Even look at so-called LGBT organizations: Less than 1 percent of grants in the U.S. explicitly address bisexual issues.

Coming out is my rebellion against this culture – a culture where bisexual people go to Pride, gay bars and other LGBT spaces and receive hostility for not being queer enough, and where as late as 2014, The New York Times ran an article talking about proving if bisexual men exist.

I am proud to be bi. I join a long line of bi women elders including Emily Dickinson, Billie Holliday, Sylvia Rivera and Eleanor Roosevelt.

We have existed for centuries. Don’t deny us our stories.

3. I want to stand up for bisexual folks who are more oppressed.

I am lucky that the oppression that I’ve faced (so far) has been limited to a painful coming-out experience, feeling unwelcome in some circles and a lot of petty comments.

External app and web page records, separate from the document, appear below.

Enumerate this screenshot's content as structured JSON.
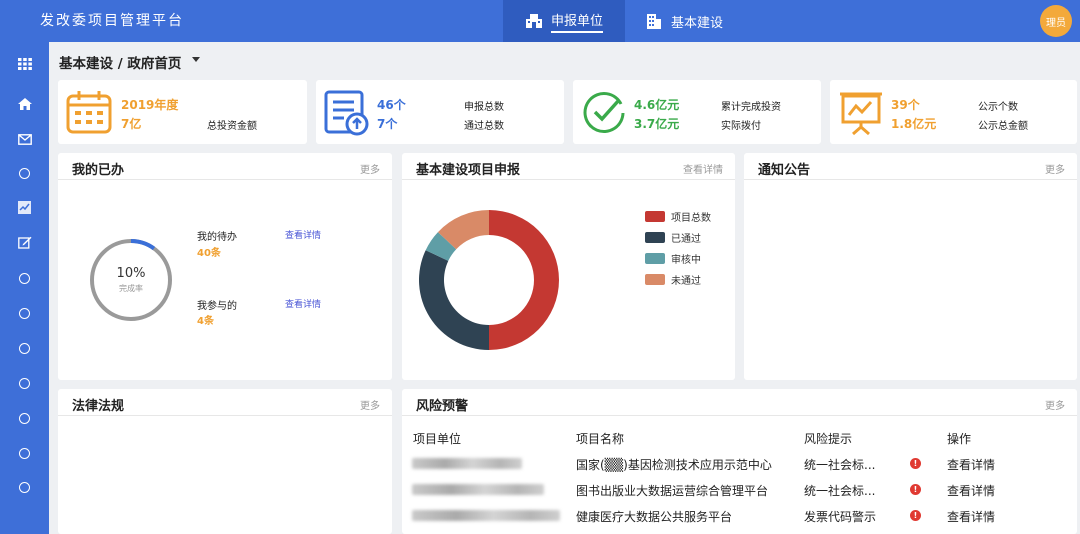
{
  "app": {
    "brand": "发改委项目管理平台",
    "tabs": [
      {
        "label": "申报单位"
      },
      {
        "label": "基本建设"
      }
    ],
    "avatar": "理员"
  },
  "breadcrumb": "基本建设 / 政府首页",
  "stats": [
    {
      "value1": "2019年度",
      "value2": "7亿",
      "label1": "",
      "label2": "总投资金额",
      "color": "#f0a030",
      "icon": "calendar-icon"
    },
    {
      "value1": "46个",
      "value2": "7个",
      "label1": "申报总数",
      "label2": "通过总数",
      "color": "#3a6fd8",
      "icon": "document-upload-icon"
    },
    {
      "value1": "4.6亿元",
      "value2": "3.7亿元",
      "label1": "累计完成投资",
      "label2": "实际拨付",
      "color": "#3aaa4a",
      "icon": "check-circle-icon"
    },
    {
      "value1": "39个",
      "value2": "1.8亿元",
      "label1": "公示个数",
      "label2": "公示总金额",
      "color": "#f0a030",
      "icon": "presentation-chart-icon"
    }
  ],
  "done": {
    "title": "我的已办",
    "more": "更多",
    "percent": "10%",
    "percent_value": 0.1,
    "percent_label": "完成率",
    "items": [
      {
        "label": "我的待办",
        "count": "40条",
        "link": "查看详情"
      },
      {
        "label": "我参与的",
        "count": "4条",
        "link": "查看详情"
      }
    ]
  },
  "project": {
    "title": "基本建设项目申报",
    "more": "查看详情"
  },
  "chart_data": {
    "type": "pie",
    "labels": [
      "项目总数",
      "已通过",
      "审核中",
      "未通过"
    ],
    "values": [
      50,
      32,
      5,
      13
    ],
    "colors": [
      "#c43832",
      "#2f4353",
      "#5f9ea6",
      "#d98a67"
    ]
  },
  "notice": {
    "title": "通知公告",
    "more": "更多"
  },
  "law": {
    "title": "法律法规",
    "more": "更多"
  },
  "risk": {
    "title": "风险预警",
    "more": "更多",
    "columns": [
      "项目单位",
      "项目名称",
      "风险提示",
      "操作"
    ],
    "rows": [
      {
        "name": "国家(▒▒)基因检测技术应用示范中心",
        "hint": "统一社会标...",
        "action": "查看详情"
      },
      {
        "name": "图书出版业大数据运营综合管理平台",
        "hint": "统一社会标...",
        "action": "查看详情"
      },
      {
        "name": "健康医疗大数据公共服务平台",
        "hint": "发票代码警示",
        "action": "查看详情"
      }
    ],
    "warn_symbol": "!"
  }
}
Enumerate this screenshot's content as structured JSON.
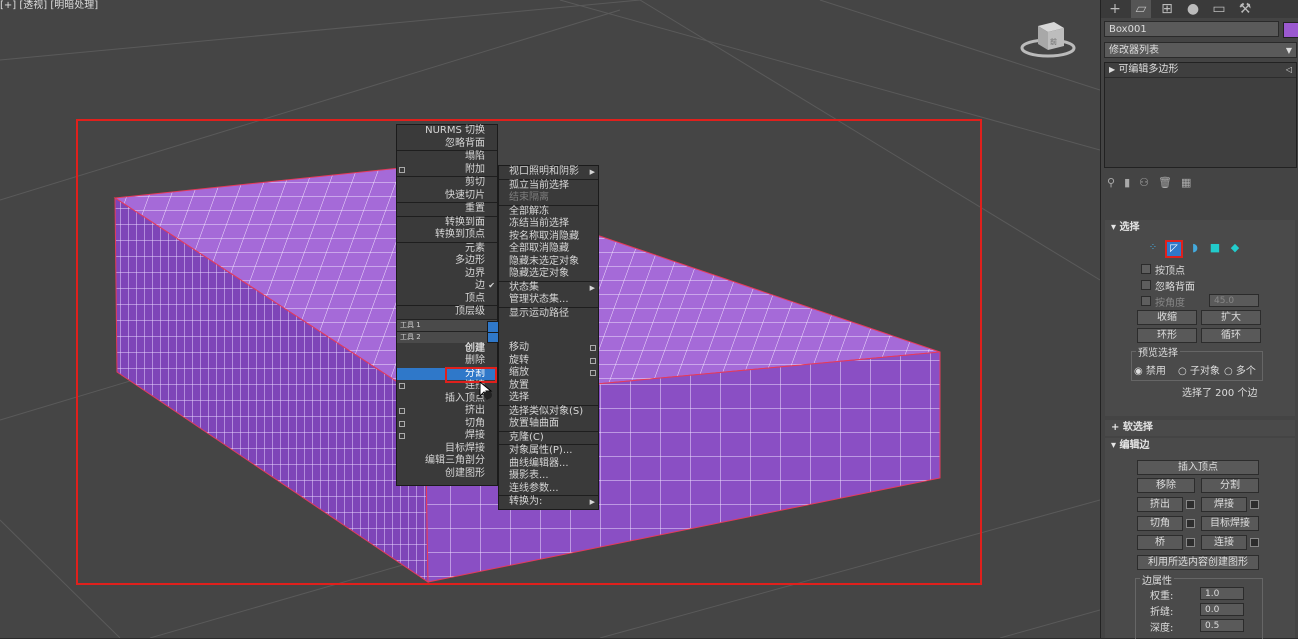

I’m not dating someone hostile to my identity, who assumes that I automatically consent to certain sexual acts or fetishizes me as the “hot bisexual” we see so frequently in porn. I haven’t been fired from any of my jobs for dating a person who’s female or nonbinary. I haven’t been harassed for being read as queer.

I haven’t been raped or abused, unlike 61 percent of bi women in the U.S. I haven’t suffered from mental health conditions bi folks face at rates higher than all other sexual orientations, though I have considered suicide. Because I came out in my twenties, I haven’t been bullied specifically for my sexual orientation.

Being white, cisgender, middle-class and able-bodied means that I don’t suffer further discrimination because of my race, gender identity and disability. Being born in the U.S. means I’m not denied the right to refugee status as a victim of LGBT discrimination because I’ve been with men.

And on a lighter note, I am lucky to have even found people interested in dating me. According to a recent survey, half of Americans say they wouldn’t date a bisexual.

4. I’m in a unique position to confront homophobia.

Because I present femme and have a male partner now, many people assume I’m straight. While this infuriates me, I’ve found that passing puts me in a unique position: People will say or do things they wouldn’t in front of someone who was more visibly queer.

I’ve confronted people about off-color jokes they’ve made about LGBT teen suicide and destructive comments like, “I don’t care if he’s gay; he just better not hit on me” or “She’s a lesbian? That’s so hot.” Then, if the situation feels safe, I come out to them, which puts a face on the group of people they’re mocking.

Acknowledging that bisexuals exist makes being homophobic more complicated. Our existence invalidates the so-called effectiveness of “ex-gay” conversion therapy, “corrective” rape and other atrocities by putting heternormativity on its head.

Ignorant men who stare at lesbians thinking, “She hasn’t met the right man yet,” are proved wrong by female bisexuals who have dated great men in the past, but date women anyway.

5. I come out because I am a feminist and a trans ally. 

Even if I wasn’t bisexual, I’d stand for them as a feminist. Three-quarters of those who identify as bisexual are women, and a lot of the discrimination they face is grounded in misogyny to degrade and hypersexualize them.

I’d stand for them as a trans ally because 25 percent of transgender people identify as bi as well.

But since I am bi, I will stand with them in solidarity, as one of them.

Photo Credit: Thinkstock


Jim V
Jim Ven11 months ago

thanks for sharing.

Tania N.
Tania Nabout a year ago

Thanks for sharing.

Philippa Powers
Philippa Powersabout a year ago


Colin Clauscen
Colin Cabout a year ago

Good on you for writing this.

Marie W.
Marie Wabout a year ago

Thank you for sharing.

Jeanne Rogers
Jeanne Rabout a year ago

Thank you for sharing.

Siyus Copetallus
Siyus Copetallusabout a year ago

Thank you for sharing.

Siyus Copetallus
Siyus Copetallusabout a year ago

Thank you for sharing.

Past Member
Past Member about a year ago

David F. How many STRAIGHT MARRIED people lie about not being married? Get my point?

Deborah W.
Deborah Wabout a year ago

Surprises don't always have happy endings. Friends not mere acquaintances, once made, should be able to talk about anything ... before things get heavy. If both are solid in who they are, and not afraid of free choice options, this is the only way to go for long-term results.